Tag Archives: apple

iCloud Photos, Meraki and Traffic Shaping

I turned iCloud Photo Library on this week. We have close to 250 GB of photos, videos in several different computers and mobile devices. You might have guessed it: it flooded our network since our outbound internet peaks around 6 Mbs (realistically). I needed to do something.

I have at home a Meraki MX65 and a MR42 (Thanks Dağhan 😉 ) They give great visibility and control over our home network. I can easily pinpoint where the problem is and take actions. Here is a great chart that shows how the nature of our traffic changed on Sep 24 after turning iCloud Photo Library on. (See the light blue? That’s increased upload!)

One of the easiest way to slow this traffic down is to shape it with Meraki Traffic Shaping rules. This document talks about in detail how to do this. However the iCloud settings in the canned traffic shaping rules is only related to backup and doesn’t work with iCloud Photo Library traffic.

Meraki allows you to do application layer or layer 3 traffic shaping. Since the traffic is encrypted, the application layer traffic shaping was not an option. For layer 3, I needed the IPs that the Photos app was talking to. Since Apple owns the entire 17.0.0.0/8, it’s always an option to craft your rule using the entire class A subnet. However that wouldn’t be “elegant” 🙂 So let’s do some tcpdump exercise.

iMac:~ user$ sudo tcpdump -i en1 -n -c 1000 ip and net 17.0.0.0/8 | grep '>'| cut -d '>' -f 2 | cut -d "." -f 1-4 | grep 17\. | sort | uniq -c 
tcpdump: verbose output suppressed, use -v or -vv for full protocol decode
listening on en1, link-type EN10MB (Ethernet), capture size 262144 bytes
1000 packets captured
2120 packets received by filter
0 packets dropped by kernel
 647  17.248.128.44

What this tells us is that we captured 1000 packets and looked for all the ones that has “17.” in it, and counted them. In total 647 packets were transmitted to 17.248.128.44. Also it’s on port 443 only.

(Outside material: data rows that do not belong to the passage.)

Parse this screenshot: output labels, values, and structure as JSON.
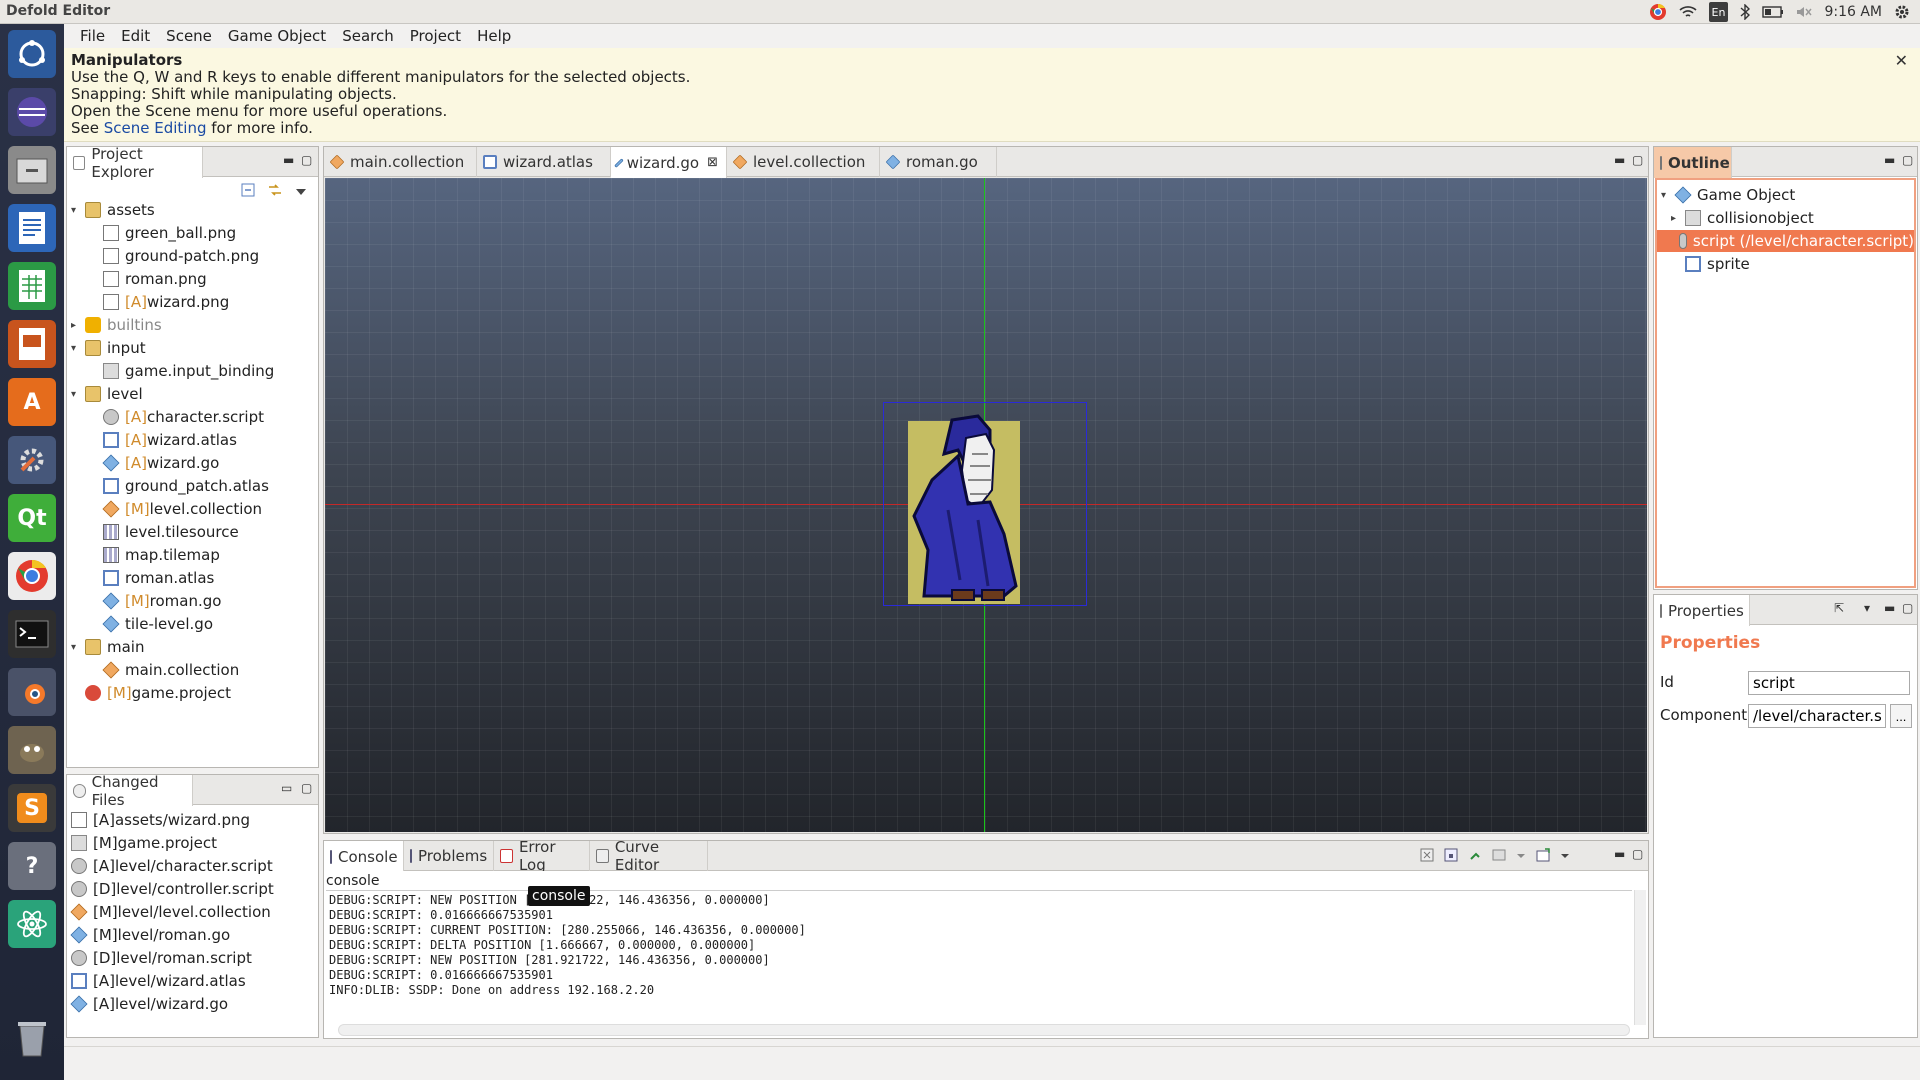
{
  "window": {
    "title": "Defold Editor"
  },
  "system_tray": {
    "language": "En",
    "time": "9:16 AM"
  },
  "menu": [
    "File",
    "Edit",
    "Scene",
    "Game Object",
    "Search",
    "Project",
    "Help"
  ],
  "banner": {
    "title": "Manipulators",
    "lines": [
      "Use the Q, W and R keys to enable different manipulators for the selected objects.",
      "Snapping: Shift while manipulating objects.",
      "Open the Scene menu for more useful operations."
    ],
    "see_prefix": "See ",
    "see_link": "Scene Editing",
    "see_suffix": " for more info.",
    "close": "✕"
  },
  "project_explorer": {
    "tab": "Project Explorer",
    "tree": [
      {
        "prefix": "",
        "name": "assets",
        "type": "folder",
        "depth": 0,
        "expanded": true
      },
      {
        "prefix": "",
        "name": "green_ball.png",
        "type": "png",
        "depth": 1
      },
      {
        "prefix": "",
        "name": "ground-patch.png",
        "type": "png",
        "depth": 1
      },
      {
        "prefix": "",
        "name": "roman.png",
        "type": "png",
        "depth": 1
      },
      {
        "prefix": "[A]",
        "name": "wizard.png",
        "type": "png",
        "depth": 1
      },
      {
        "prefix": "",
        "name": "builtins",
        "type": "builtin",
        "depth": 0,
        "expanded": false
      },
      {
        "prefix": "",
        "name": "input",
        "type": "folder",
        "depth": 0,
        "expanded": true
      },
      {
        "prefix": "",
        "name": "game.input_binding",
        "type": "input",
        "depth": 1
      },
      {
        "prefix": "",
        "name": "level",
        "type": "folder",
        "depth": 0,
        "expanded": true
      },
      {
        "prefix": "[A]",
        "name": "character.script",
        "type": "script",
        "depth": 1
      },
      {
        "prefix": "[A]",
        "name": "wizard.atlas",
        "type": "atlas",
        "depth": 1
      },
      {
        "prefix": "[A]",
        "name": "wizard.go",
        "type": "go",
        "depth": 1
      },
      {
        "prefix": "",
        "name": "ground_patch.atlas",
        "type": "atlas",
        "depth": 1
      },
      {
        "prefix": "[M]",
        "name": "level.collection",
        "type": "coll",
        "depth": 1
      },
      {
        "prefix": "",
        "name": "level.tilesource",
        "type": "tile",
        "depth": 1
      },
      {
        "prefix": "",
        "name": "map.tilemap",
        "type": "tile",
        "depth": 1
      },
      {
        "prefix": "",
        "name": "roman.atlas",
        "type": "atlas",
        "depth": 1
      },
      {
        "prefix": "[M]",
        "name": "roman.go",
        "type": "go",
        "depth": 1
      },
      {
        "prefix": "",
        "name": "tile-level.go",
        "type": "go",
        "depth": 1
      },
      {
        "prefix": "",
        "name": "main",
        "type": "folder",
        "depth": 0,
        "expanded": true
      },
      {
        "prefix": "",
        "name": "main.collection",
        "type": "coll",
        "depth": 1
      },
      {
        "prefix": "[M]",
        "name": "game.project",
        "type": "proj",
        "depth": 0
      }
    ]
  },
  "changed_files": {
    "tab": "Changed Files",
    "items": [
      {
        "text": "[A]assets/wizard.png",
        "type": "png"
      },
      {
        "text": "[M]game.project",
        "type": "input"
      },
      {
        "text": "[A]level/character.script",
        "type": "script"
      },
      {
        "text": "[D]level/controller.script",
        "type": "script"
      },
      {
        "text": "[M]level/level.collection",
        "type": "coll"
      },
      {
        "text": "[M]level/roman.go",
        "type": "go"
      },
      {
        "text": "[D]level/roman.script",
        "type": "script"
      },
      {
        "text": "[A]level/wizard.atlas",
        "type": "atlas"
      },
      {
        "text": "[A]level/wizard.go",
        "type": "go"
      }
    ]
  },
  "editor_tabs": [
    {
      "label": "main.collection",
      "type": "coll",
      "active": false
    },
    {
      "label": "wizard.atlas",
      "type": "atlas",
      "active": false
    },
    {
      "label": "wizard.go",
      "type": "go",
      "active": true,
      "close": "⊠"
    },
    {
      "label": "level.collection",
      "type": "coll",
      "active": false
    },
    {
      "label": "roman.go",
      "type": "go",
      "active": false
    }
  ],
  "console": {
    "tabs": [
      "Console",
      "Problems",
      "Error Log",
      "Curve Editor"
    ],
    "label": "console",
    "tooltip": "console",
    "lines": [
      "DEBUG:SCRIPT: NEW POSITION [281.921722, 146.436356, 0.000000]",
      "DEBUG:SCRIPT: 0.016666667535901",
      "DEBUG:SCRIPT: CURRENT POSITION: [280.255066, 146.436356, 0.000000]",
      "DEBUG:SCRIPT: DELTA POSITION [1.666667, 0.000000, 0.000000]",
      "DEBUG:SCRIPT: NEW POSITION [281.921722, 146.436356, 0.000000]",
      "DEBUG:SCRIPT: 0.016666667535901",
      "INFO:DLIB: SSDP: Done on address 192.168.2.20"
    ]
  },
  "outline": {
    "tab": "Outline",
    "items": [
      {
        "label": "Game Object",
        "type": "go",
        "depth": 0,
        "twisty": "▾"
      },
      {
        "label": "collisionobject",
        "type": "input",
        "depth": 1,
        "twisty": "▸"
      },
      {
        "label": "script (/level/character.script)",
        "type": "script",
        "depth": 1,
        "twisty": "",
        "selected": true
      },
      {
        "label": "sprite",
        "type": "atlas",
        "depth": 1,
        "twisty": ""
      }
    ]
  },
  "properties": {
    "tab": "Properties",
    "heading": "Properties",
    "id_label": "Id",
    "id_value": "script",
    "component_label": "Component",
    "component_value": "/level/character.script",
    "browse": "..."
  },
  "colors": {
    "accent_selection": "#f0794f",
    "axis_x": "#c42828",
    "axis_y": "#19c419",
    "selection_box": "#2a2ad8"
  }
}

I did a similar packet dump for 10K packets. Which revealed that the sync between Photos app and iCloud is always happening on subnets: 17.248.0.0/16 and 17.188.0.0/16 on port 443. (There might be a more specific subnet, but this was enough for me to start with)

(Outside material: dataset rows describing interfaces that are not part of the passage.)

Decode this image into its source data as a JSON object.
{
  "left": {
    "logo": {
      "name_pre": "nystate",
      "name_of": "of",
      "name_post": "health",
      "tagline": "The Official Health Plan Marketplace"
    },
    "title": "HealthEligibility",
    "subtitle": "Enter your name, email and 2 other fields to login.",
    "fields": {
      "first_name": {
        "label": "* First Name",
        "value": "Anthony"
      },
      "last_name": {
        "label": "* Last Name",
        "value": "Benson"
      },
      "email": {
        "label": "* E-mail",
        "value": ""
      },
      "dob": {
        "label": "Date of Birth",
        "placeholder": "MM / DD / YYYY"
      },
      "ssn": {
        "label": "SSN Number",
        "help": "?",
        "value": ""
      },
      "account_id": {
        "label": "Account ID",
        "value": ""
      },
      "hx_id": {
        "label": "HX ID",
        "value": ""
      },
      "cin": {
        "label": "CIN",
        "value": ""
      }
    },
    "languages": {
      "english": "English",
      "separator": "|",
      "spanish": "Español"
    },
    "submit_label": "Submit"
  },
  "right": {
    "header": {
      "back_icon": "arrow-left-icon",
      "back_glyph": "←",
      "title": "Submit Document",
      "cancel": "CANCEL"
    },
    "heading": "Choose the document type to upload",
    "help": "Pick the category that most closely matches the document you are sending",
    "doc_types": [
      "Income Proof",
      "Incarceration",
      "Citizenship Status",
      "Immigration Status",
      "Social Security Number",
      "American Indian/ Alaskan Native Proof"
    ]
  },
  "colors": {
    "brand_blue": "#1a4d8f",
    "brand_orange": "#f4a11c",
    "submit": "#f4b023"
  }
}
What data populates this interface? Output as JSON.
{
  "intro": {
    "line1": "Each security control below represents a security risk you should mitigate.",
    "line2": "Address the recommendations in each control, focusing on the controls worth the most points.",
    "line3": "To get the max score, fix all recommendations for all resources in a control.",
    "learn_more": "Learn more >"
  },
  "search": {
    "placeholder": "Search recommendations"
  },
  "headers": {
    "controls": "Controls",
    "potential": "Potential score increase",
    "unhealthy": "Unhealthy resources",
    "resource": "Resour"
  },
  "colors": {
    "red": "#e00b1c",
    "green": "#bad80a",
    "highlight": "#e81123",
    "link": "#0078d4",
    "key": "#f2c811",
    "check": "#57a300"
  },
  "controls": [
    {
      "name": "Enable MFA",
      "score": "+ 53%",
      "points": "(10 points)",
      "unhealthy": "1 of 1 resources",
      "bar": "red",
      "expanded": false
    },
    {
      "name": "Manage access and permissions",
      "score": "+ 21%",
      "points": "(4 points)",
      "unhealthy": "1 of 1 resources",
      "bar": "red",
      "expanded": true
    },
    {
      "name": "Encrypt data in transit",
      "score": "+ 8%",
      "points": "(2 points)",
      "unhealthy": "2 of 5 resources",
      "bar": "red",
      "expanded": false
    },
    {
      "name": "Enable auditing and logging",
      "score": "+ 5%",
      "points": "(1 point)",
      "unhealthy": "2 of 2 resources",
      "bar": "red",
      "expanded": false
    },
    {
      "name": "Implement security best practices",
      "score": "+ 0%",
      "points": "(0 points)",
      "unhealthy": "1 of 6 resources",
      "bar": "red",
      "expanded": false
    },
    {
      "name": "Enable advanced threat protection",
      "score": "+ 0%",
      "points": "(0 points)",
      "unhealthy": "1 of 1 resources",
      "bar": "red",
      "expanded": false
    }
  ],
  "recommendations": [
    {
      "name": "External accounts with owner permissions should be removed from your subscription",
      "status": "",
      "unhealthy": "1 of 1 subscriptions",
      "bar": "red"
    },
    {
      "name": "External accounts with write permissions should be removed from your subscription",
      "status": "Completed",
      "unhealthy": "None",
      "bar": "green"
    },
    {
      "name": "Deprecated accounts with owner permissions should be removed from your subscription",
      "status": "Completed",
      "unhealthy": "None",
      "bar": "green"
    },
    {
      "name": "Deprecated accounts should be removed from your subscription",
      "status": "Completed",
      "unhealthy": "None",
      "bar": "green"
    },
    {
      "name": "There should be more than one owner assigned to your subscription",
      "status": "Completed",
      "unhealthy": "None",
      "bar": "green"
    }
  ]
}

Let’s apply this to Meraki MX65 traffic shaping rules. In this rule below my upload limit per client is 1.5 Mbps. Depending on how many clients you have and your upload speed, you can come up with something more suitable for your network.

In order to figure out how to define these in Meraki, please follow the instructions in the previous doc that I linked.

Et Voilà! You got your home network back 😉

Mac OS X pkg files

PKG FilesSometimes you need to see what’s inside of that pkg file. But you also don’t want to install it. You just want to take a look at the files in it before installing it. Well, here is how to do it:

PKG files usually come in a DMG image. First mount that file by double clicking on it. Then open a Terminal window and go to the folder where it’s mounted. (Look under /Volumes)

Once you are in that folder you will see a file with a .pkg extension. Let’s say it is called Foo.pkg. Copy that file in a folder, I’ll copy it to /tmp.
cp Foo.pkg /tmp
cd /tmp

Mac OS X has a utility called pkgutil. You can do a ton of stuff with it, so check the manual page. (man pkgutil) But for our exercise we will just use it to expand the pkg file.
pkgutil --expand Foo.pkg /tmp/foo_package
cd /tmp/foo_package

This will open the pkg file to a flat structure. You will see some files and folders like Distribution, Resources, Foo.pkg. Go ahead and cd in the directory Foo.pkg:
cd Foo.pkg

In there you will several files. The important ones are Bom, Payload and PackageInfo:

Bom:

This file is called Bill of Materials. It describes what is in this pkg file and where they will be written to. If you will not do file/binary analysis of the contents of the pkg file and you want only to see which files will be written where, this is your file. You can also use this file’s contents to remove the package completely. (I leave this exercise up to you)

Bom is a binary file and there is a tool to list its contents: lsbom. (man lsbom for usage) Basic usage would be:
lsbom Bom

This will print file/directory structure of the contents on the screen.

Payload:

This is the file that contains all the files and directories in this pkg file. It’s a gzipped archive file.
$ file Payload
Payload: gzip compressed data, from Unix
$ mv Payload foo.gz
$ gunzip foo.gz
$ ls
foo

This will give you a file called foo. Now you need to use cpio to extract that archive.
$ cpio -iv < foo
.
./System
./System/Library
./usr
./System/Library/LaunchAgents
./usr/bin
......files files files.......
50002 blocks
$ ls
System foo usr

In my case it unarchived two folders called System and usr.

No you can go and browse these directory to find files you are looking for. Have fun 😉